(What to produce):
The whole of the data is to be reproduced exactly.

[Web page and app entries]
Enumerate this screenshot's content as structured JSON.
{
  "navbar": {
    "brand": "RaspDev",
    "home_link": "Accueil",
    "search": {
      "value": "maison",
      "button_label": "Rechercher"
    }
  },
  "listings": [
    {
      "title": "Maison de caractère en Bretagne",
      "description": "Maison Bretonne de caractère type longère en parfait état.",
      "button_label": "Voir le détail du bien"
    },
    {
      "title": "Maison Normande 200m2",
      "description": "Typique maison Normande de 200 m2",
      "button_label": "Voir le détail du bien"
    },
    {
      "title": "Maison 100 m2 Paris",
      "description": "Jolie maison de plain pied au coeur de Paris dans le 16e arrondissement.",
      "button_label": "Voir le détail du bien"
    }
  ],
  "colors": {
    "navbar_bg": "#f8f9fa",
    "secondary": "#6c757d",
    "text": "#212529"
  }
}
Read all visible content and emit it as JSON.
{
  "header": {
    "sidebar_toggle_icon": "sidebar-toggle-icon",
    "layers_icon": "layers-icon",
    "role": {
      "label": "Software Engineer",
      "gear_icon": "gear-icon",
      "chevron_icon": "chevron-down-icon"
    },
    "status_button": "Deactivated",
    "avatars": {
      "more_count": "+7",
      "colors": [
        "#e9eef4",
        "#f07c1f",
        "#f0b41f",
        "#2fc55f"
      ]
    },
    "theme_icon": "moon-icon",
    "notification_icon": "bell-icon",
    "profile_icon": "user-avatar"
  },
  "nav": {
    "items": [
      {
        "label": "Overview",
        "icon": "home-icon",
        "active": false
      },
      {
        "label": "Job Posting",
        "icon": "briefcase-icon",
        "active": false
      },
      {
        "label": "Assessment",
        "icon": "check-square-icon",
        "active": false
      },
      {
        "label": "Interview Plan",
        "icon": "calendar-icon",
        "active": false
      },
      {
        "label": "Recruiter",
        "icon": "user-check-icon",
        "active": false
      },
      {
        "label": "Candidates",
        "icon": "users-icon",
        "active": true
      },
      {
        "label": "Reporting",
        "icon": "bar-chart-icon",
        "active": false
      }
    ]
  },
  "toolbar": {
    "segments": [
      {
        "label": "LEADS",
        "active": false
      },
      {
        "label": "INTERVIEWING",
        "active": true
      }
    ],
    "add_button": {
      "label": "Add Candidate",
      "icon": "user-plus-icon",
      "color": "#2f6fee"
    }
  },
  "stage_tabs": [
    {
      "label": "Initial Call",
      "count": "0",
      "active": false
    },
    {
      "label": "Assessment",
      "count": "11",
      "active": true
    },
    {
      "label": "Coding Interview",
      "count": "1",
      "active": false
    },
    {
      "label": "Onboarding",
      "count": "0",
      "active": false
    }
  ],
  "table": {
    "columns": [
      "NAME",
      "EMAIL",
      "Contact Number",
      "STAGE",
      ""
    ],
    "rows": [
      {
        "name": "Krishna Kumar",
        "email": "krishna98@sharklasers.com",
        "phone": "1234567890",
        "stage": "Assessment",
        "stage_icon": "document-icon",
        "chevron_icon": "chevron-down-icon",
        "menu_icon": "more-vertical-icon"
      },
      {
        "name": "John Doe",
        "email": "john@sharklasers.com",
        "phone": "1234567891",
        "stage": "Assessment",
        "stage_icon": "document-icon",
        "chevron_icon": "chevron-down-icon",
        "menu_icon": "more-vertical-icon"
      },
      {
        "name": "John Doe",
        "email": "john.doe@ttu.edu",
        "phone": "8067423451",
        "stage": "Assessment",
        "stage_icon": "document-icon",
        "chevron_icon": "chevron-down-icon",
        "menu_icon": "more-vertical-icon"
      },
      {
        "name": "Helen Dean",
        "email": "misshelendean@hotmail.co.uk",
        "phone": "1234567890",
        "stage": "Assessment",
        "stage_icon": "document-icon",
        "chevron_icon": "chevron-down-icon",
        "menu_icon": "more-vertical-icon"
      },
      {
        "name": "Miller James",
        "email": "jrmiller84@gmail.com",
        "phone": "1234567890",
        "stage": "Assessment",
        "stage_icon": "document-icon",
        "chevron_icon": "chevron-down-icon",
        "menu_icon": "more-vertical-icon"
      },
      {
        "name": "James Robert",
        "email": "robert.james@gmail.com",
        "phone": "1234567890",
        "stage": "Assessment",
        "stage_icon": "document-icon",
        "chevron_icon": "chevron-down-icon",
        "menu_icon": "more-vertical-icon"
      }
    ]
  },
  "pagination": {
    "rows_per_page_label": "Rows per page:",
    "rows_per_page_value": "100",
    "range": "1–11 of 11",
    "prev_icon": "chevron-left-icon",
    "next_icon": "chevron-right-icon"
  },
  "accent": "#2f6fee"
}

(Answer section):
Enumerate this screenshot's content as structured JSON.
{
  "navbar": {
    "brand": "RaspDev",
    "home_link": "Accueil",
    "search": {
      "value": "maison",
      "button_label": "Rechercher"
    }
  },
  "listings": [
    {
      "title": "Maison de caractère en Bretagne",
      "description": "Maison Bretonne de caractère type longère en parfait état.",
      "button_label": "Voir le détail du bien"
    },
    {
      "title": "Maison Normande 200m2",
      "description": "Typique maison Normande de 200 m2",
      "button_label": "Voir le détail du bien"
    },
    {
      "title": "Maison 100 m2 Paris",
      "description": "Jolie maison de plain pied au coeur de Paris dans le 16e arrondissement.",
      "button_label": "Voir le détail du bien"
    }
  ],
  "colors": {
    "navbar_bg": "#f8f9fa",
    "secondary": "#6c757d",
    "text": "#212529"
  }
}
Read all visible content and emit it as JSON.
{
  "header": {
    "sidebar_toggle_icon": "sidebar-toggle-icon",
    "layers_icon": "layers-icon",
    "role": {
      "label": "Software Engineer",
      "gear_icon": "gear-icon",
      "chevron_icon": "chevron-down-icon"
    },
    "status_button": "Deactivated",
    "avatars": {
      "more_count": "+7",
      "colors": [
        "#e9eef4",
        "#f07c1f",
        "#f0b41f",
        "#2fc55f"
      ]
    },
    "theme_icon": "moon-icon",
    "notification_icon": "bell-icon",
    "profile_icon": "user-avatar"
  },
  "nav": {
    "items": [
      {
        "label": "Overview",
        "icon": "home-icon",
        "active": false
      },
      {
        "label": "Job Posting",
        "icon": "briefcase-icon",
        "active": false
      },
      {
        "label": "Assessment",
        "icon": "check-square-icon",
        "active": false
      },
      {
        "label": "Interview Plan",
        "icon": "calendar-icon",
        "active": false
      },
      {
        "label": "Recruiter",
        "icon": "user-check-icon",
        "active": false
      },
      {
        "label": "Candidates",
        "icon": "users-icon",
        "active": true
      },
      {
        "label": "Reporting",
        "icon": "bar-chart-icon",
        "active": false
      }
    ]
  },
  "toolbar": {
    "segments": [
      {
        "label": "LEADS",
        "active": false
      },
      {
        "label": "INTERVIEWING",
        "active": true
      }
    ],
    "add_button": {
      "label": "Add Candidate",
      "icon": "user-plus-icon",
      "color": "#2f6fee"
    }
  },
  "stage_tabs": [
    {
      "label": "Initial Call",
      "count": "0",
      "active": false
    },
    {
      "label": "Assessment",
      "count": "11",
      "active": true
    },
    {
      "label": "Coding Interview",
      "count": "1",
      "active": false
    },
    {
      "label": "Onboarding",
      "count": "0",
      "active": false
    }
  ],
  "table": {
    "columns": [
      "NAME",
      "EMAIL",
      "Contact Number",
      "STAGE",
      ""
    ],
    "rows": [
      {
        "name": "Krishna Kumar",
        "email": "krishna98@sharklasers.com",
        "phone": "1234567890",
        "stage": "Assessment",
        "stage_icon": "document-icon",
        "chevron_icon": "chevron-down-icon",
        "menu_icon": "more-vertical-icon"
      },
      {
        "name": "John Doe",
        "email": "john@sharklasers.com",
        "phone": "1234567891",
        "stage": "Assessment",
        "stage_icon": "document-icon",
        "chevron_icon": "chevron-down-icon",
        "menu_icon": "more-vertical-icon"
      },
      {
        "name": "John Doe",
        "email": "john.doe@ttu.edu",
        "phone": "8067423451",
        "stage": "Assessment",
        "stage_icon": "document-icon",
        "chevron_icon": "chevron-down-icon",
        "menu_icon": "more-vertical-icon"
      },
      {
        "name": "Helen Dean",
        "email": "misshelendean@hotmail.co.uk",
        "phone": "1234567890",
        "stage": "Assessment",
        "stage_icon": "document-icon",
        "chevron_icon": "chevron-down-icon",
        "menu_icon": "more-vertical-icon"
      },
      {
        "name": "Miller James",
        "email": "jrmiller84@gmail.com",
        "phone": "1234567890",
        "stage": "Assessment",
        "stage_icon": "document-icon",
        "chevron_icon": "chevron-down-icon",
        "menu_icon": "more-vertical-icon"
      },
      {
        "name": "James Robert",
        "email": "robert.james@gmail.com",
        "phone": "1234567890",
        "stage": "Assessment",
        "stage_icon": "document-icon",
        "chevron_icon": "chevron-down-icon",
        "menu_icon": "more-vertical-icon"
      }
    ]
  },
  "pagination": {
    "rows_per_page_label": "Rows per page:",
    "rows_per_page_value": "100",
    "range": "1–11 of 11",
    "prev_icon": "chevron-left-icon",
    "next_icon": "chevron-right-icon"
  },
  "accent": "#2f6fee"
}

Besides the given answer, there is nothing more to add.